Patrick Ishmael blogs about the ever-changing job-creation claims for the proposed tax credits for the so-called Aerotropolis warehouse project at Lambert Airport. The current claim from the St. Louis Regional Chamber and Growth Association (RCGA) is that the tax credits would lead to the creation of 29,000 or so jobs.
The RCGA's analysis makes just about every classic error typical of this variety of economic impact study. For one, it assumes that the project will be a roaring success: Not only would the credits be fully subscribed, but the resulting warehouse space would be pretty much fully utilized, despite the glut of warehouse space in the area already. That assumption at least has the virtue of being a theoretical possibility, even if it is extremely remote.

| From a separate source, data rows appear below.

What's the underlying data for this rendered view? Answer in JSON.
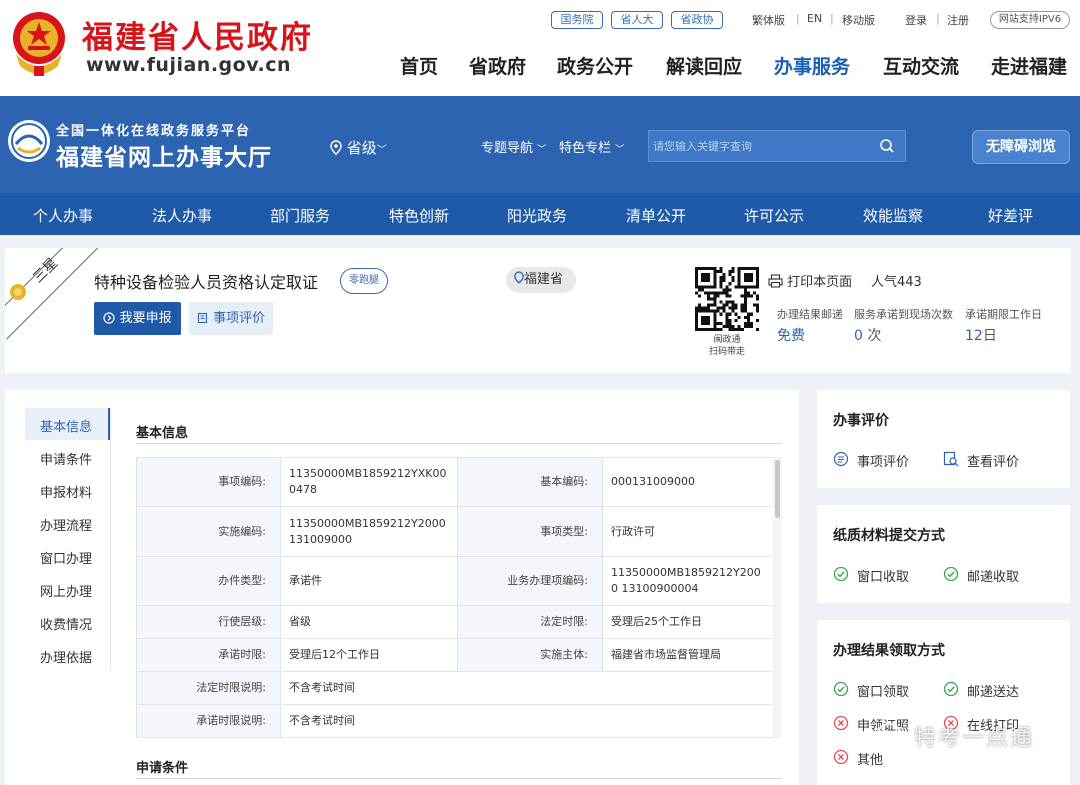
{
  "header": {
    "site_name": "福建省人民政府",
    "site_domain": "www.fujian.gov.cn",
    "pills": [
      "国务院",
      "省人大",
      "省政协"
    ],
    "links": [
      "繁体版",
      "EN",
      "移动版",
      "登录",
      "注册"
    ],
    "ipv6": "网站支持IPV6",
    "nav": [
      "首页",
      "省政府",
      "政务公开",
      "解读回应",
      "办事服务",
      "互动交流",
      "走进福建"
    ],
    "active_nav": "办事服务"
  },
  "banner": {
    "subtitle": "全国一体化在线政务服务平台",
    "title": "福建省网上办事大厅",
    "region": "省级",
    "nav": [
      "专题导航",
      "特色专栏"
    ],
    "search_placeholder": "请您输入关键字查询",
    "accessibility": "无障碍浏览"
  },
  "service_nav": [
    "个人办事",
    "法人办事",
    "部门服务",
    "特色创新",
    "阳光政务",
    "清单公开",
    "许可公示",
    "效能监察",
    "好差评"
  ],
  "item": {
    "rating": "三星",
    "title": "特种设备检验人员资格认定取证",
    "zero_badge": "零跑腿",
    "province": "福建省",
    "apply": "我要申报",
    "evaluate": "事项评价",
    "qr_caption_1": "闽政通",
    "qr_caption_2": "扫码带走",
    "print": "打印本页面",
    "popularity": "人气443",
    "stats": [
      {
        "label": "办理结果邮递",
        "value": "免费",
        "unit": ""
      },
      {
        "label": "服务承诺到现场次数",
        "value": "0",
        "unit": "次"
      },
      {
        "label": "承诺期限工作日",
        "value": "12",
        "unit": "日"
      }
    ]
  },
  "sidebar": [
    "基本信息",
    "申请条件",
    "申报材料",
    "办理流程",
    "窗口办理",
    "网上办理",
    "收费情况",
    "办理依据"
  ],
  "basic_info": {
    "section_title": "基本信息",
    "rows": [
      [
        "事项编码:",
        "11350000MB1859212YXK00 0478",
        "基本编码:",
        "000131009000"
      ],
      [
        "实施编码:",
        "11350000MB1859212Y2000 131009000",
        "事项类型:",
        "行政许可"
      ],
      [
        "办件类型:",
        "承诺件",
        "业务办理项编码:",
        "11350000MB1859212Y2000 13100900004"
      ],
      [
        "行使层级:",
        "省级",
        "法定时限:",
        "受理后25个工作日"
      ],
      [
        "承诺时限:",
        "受理后12个工作日",
        "实施主体:",
        "福建省市场监督管理局"
      ]
    ],
    "wide_rows": [
      [
        "法定时限说明:",
        "不含考试时间"
      ],
      [
        "承诺时限说明:",
        "不含考试时间"
      ]
    ]
  },
  "next_section": "申请条件",
  "evaluation": {
    "title": "办事评价",
    "items": [
      "事项评价",
      "查看评价"
    ]
  },
  "paper": {
    "title": "纸质材料提交方式",
    "items": [
      "窗口收取",
      "邮递收取"
    ]
  },
  "result": {
    "title": "办理结果领取方式",
    "items": [
      {
        "label": "窗口领取",
        "ok": true
      },
      {
        "label": "邮递送达",
        "ok": true
      },
      {
        "label": "申领证照",
        "ok": false
      },
      {
        "label": "在线打印",
        "ok": false
      },
      {
        "label": "其他",
        "ok": false
      }
    ]
  },
  "watermark": "特考一点通",
  "colors": {
    "brand_red": "#d7141a",
    "brand_blue": "#2d64b1",
    "ok_green": "#3aa55a",
    "no_red": "#e05050"
  }
}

The most egregious error the study makes, which cannot possibly be true, is that the resources used to construct and staff the warehouses would not have been used to do anything else (i.e., the project has no opportunity costs). But all of the capital, land, steel, manpower, equipment, etc. that would be involved in the project needs to come from somewhere. Specifically, these resources would be drawn from other projects and activities elsewhere in the local economy, thereby reducing employment in other sectors. It is the existence of these opportunity costs that make it very unlikely that the Aerotropolis credits would have anything like their projected impact. In fact, nearly every independent study on state tax credits finds a zero or negligible impact on local employment.